Instructions to follow:
Give back the full listing that follows exactly as it reads.

Available data:
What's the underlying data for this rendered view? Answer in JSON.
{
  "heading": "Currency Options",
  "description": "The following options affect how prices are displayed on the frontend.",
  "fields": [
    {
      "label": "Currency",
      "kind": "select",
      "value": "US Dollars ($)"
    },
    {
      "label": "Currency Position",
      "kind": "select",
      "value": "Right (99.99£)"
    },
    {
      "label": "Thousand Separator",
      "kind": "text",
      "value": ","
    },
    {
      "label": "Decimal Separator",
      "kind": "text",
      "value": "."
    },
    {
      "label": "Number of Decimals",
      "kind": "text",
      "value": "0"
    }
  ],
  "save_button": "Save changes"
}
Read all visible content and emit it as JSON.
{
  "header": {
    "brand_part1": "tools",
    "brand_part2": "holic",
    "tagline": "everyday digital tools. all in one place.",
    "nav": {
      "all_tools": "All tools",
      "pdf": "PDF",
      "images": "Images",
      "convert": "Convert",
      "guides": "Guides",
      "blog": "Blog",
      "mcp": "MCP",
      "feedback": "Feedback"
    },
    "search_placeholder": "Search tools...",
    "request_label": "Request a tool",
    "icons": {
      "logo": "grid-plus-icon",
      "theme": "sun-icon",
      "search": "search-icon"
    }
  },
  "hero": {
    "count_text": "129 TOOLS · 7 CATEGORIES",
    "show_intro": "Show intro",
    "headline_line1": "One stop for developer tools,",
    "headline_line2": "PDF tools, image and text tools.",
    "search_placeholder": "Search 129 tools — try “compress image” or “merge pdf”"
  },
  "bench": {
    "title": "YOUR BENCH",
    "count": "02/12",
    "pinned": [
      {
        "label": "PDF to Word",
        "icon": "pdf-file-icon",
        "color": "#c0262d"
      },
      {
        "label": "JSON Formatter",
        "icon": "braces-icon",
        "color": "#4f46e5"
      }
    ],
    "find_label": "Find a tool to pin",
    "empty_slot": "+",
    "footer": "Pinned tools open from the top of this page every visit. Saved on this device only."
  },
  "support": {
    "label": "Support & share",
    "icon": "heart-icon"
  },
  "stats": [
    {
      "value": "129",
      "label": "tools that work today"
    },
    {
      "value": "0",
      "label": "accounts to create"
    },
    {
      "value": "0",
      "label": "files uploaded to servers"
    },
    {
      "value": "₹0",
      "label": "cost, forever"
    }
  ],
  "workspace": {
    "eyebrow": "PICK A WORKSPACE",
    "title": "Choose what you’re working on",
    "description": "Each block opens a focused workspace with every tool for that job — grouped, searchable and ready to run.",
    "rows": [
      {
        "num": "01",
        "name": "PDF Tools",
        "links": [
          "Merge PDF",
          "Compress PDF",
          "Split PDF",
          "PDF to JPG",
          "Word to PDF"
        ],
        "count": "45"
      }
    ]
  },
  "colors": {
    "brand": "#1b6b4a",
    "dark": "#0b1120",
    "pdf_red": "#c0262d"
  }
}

Result of the task:
What's the underlying data for this rendered view? Answer in JSON.
{
  "heading": "Currency Options",
  "description": "The following options affect how prices are displayed on the frontend.",
  "fields": [
    {
      "label": "Currency",
      "kind": "select",
      "value": "US Dollars ($)"
    },
    {
      "label": "Currency Position",
      "kind": "select",
      "value": "Right (99.99£)"
    },
    {
      "label": "Thousand Separator",
      "kind": "text",
      "value": ","
    },
    {
      "label": "Decimal Separator",
      "kind": "text",
      "value": "."
    },
    {
      "label": "Number of Decimals",
      "kind": "text",
      "value": "0"
    }
  ],
  "save_button": "Save changes"
}
Read all visible content and emit it as JSON.
{
  "header": {
    "brand_part1": "tools",
    "brand_part2": "holic",
    "tagline": "everyday digital tools. all in one place.",
    "nav": {
      "all_tools": "All tools",
      "pdf": "PDF",
      "images": "Images",
      "convert": "Convert",
      "guides": "Guides",
      "blog": "Blog",
      "mcp": "MCP",
      "feedback": "Feedback"
    },
    "search_placeholder": "Search tools...",
    "request_label": "Request a tool",
    "icons": {
      "logo": "grid-plus-icon",
      "theme": "sun-icon",
      "search": "search-icon"
    }
  },
  "hero": {
    "count_text": "129 TOOLS · 7 CATEGORIES",
    "show_intro": "Show intro",
    "headline_line1": "One stop for developer tools,",
    "headline_line2": "PDF tools, image and text tools.",
    "search_placeholder": "Search 129 tools — try “compress image” or “merge pdf”"
  },
  "bench": {
    "title": "YOUR BENCH",
    "count": "02/12",
    "pinned": [
      {
        "label": "PDF to Word",
        "icon": "pdf-file-icon",
        "color": "#c0262d"
      },
      {
        "label": "JSON Formatter",
        "icon": "braces-icon",
        "color": "#4f46e5"
      }
    ],
    "find_label": "Find a tool to pin",
    "empty_slot": "+",
    "footer": "Pinned tools open from the top of this page every visit. Saved on this device only."
  },
  "support": {
    "label": "Support & share",
    "icon": "heart-icon"
  },
  "stats": [
    {
      "value": "129",
      "label": "tools that work today"
    },
    {
      "value": "0",
      "label": "accounts to create"
    },
    {
      "value": "0",
      "label": "files uploaded to servers"
    },
    {
      "value": "₹0",
      "label": "cost, forever"
    }
  ],
  "workspace": {
    "eyebrow": "PICK A WORKSPACE",
    "title": "Choose what you’re working on",
    "description": "Each block opens a focused workspace with every tool for that job — grouped, searchable and ready to run.",
    "rows": [
      {
        "num": "01",
        "name": "PDF Tools",
        "links": [
          "Merge PDF",
          "Compress PDF",
          "Split PDF",
          "PDF to JPG",
          "Word to PDF"
        ],
        "count": "45"
      }
    ]
  },
  "colors": {
    "brand": "#1b6b4a",
    "dark": "#0b1120",
    "pdf_red": "#c0262d"
  }
}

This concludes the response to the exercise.